**What to do**
Look through the records below, and whenever a line contains "username", copy it.

[Dataset rows describing interfaces]
※ ※ ※
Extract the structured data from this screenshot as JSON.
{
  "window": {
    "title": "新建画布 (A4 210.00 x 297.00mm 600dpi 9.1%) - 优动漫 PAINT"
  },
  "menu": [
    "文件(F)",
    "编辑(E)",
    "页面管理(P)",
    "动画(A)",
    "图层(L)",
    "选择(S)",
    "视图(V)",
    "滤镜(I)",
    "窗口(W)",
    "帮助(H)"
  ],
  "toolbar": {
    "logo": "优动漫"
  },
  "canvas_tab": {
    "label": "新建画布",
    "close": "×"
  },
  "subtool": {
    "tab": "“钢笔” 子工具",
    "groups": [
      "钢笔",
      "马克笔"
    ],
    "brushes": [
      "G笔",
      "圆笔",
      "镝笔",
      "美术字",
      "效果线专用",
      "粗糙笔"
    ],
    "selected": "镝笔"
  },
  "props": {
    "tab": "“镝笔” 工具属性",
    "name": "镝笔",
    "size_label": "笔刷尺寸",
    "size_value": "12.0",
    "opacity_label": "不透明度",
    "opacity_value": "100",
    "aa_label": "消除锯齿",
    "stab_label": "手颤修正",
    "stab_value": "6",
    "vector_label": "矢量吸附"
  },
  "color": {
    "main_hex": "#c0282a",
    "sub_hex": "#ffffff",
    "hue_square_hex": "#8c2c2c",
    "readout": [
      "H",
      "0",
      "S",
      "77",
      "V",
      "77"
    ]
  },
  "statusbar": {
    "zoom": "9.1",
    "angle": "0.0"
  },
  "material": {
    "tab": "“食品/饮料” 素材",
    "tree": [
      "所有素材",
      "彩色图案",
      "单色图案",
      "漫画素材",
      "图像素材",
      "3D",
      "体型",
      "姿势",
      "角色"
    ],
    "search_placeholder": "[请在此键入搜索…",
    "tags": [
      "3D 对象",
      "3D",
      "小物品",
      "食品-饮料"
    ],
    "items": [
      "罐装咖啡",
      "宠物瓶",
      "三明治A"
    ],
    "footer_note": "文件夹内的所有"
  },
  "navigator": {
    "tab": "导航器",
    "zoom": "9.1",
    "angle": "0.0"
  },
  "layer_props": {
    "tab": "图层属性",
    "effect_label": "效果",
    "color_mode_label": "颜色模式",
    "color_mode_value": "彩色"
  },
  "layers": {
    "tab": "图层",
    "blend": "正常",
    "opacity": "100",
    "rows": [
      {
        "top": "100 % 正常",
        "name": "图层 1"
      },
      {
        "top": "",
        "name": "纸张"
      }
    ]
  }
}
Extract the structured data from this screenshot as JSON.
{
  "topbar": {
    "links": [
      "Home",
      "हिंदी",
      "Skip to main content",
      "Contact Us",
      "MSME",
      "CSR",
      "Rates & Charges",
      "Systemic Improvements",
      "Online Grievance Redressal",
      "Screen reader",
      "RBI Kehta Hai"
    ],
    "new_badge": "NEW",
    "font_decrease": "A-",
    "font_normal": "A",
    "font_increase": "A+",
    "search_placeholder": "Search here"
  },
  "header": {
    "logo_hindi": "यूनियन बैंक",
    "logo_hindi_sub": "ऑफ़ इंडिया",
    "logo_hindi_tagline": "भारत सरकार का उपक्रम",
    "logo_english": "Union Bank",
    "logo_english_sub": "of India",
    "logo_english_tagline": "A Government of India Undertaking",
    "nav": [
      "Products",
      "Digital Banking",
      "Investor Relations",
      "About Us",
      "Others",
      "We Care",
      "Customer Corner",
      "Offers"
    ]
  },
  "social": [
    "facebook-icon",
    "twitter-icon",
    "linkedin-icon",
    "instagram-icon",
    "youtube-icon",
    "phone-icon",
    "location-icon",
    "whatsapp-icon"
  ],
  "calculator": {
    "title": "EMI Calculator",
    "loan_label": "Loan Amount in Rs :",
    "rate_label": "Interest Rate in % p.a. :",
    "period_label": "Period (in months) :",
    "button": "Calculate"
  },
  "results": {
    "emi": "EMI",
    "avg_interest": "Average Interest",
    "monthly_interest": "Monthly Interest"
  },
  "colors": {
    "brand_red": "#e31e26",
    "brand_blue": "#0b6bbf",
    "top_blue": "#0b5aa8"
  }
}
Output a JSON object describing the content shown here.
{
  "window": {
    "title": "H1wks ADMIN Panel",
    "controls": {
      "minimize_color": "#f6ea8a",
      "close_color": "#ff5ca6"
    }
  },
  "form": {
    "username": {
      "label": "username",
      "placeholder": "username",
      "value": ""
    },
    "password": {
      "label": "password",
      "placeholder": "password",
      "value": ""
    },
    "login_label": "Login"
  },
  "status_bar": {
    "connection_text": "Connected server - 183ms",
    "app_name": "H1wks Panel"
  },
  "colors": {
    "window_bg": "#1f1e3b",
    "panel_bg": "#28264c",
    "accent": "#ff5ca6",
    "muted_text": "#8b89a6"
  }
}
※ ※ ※
**Answer below**
    "username": {
      "label": "username",
      "placeholder": "username",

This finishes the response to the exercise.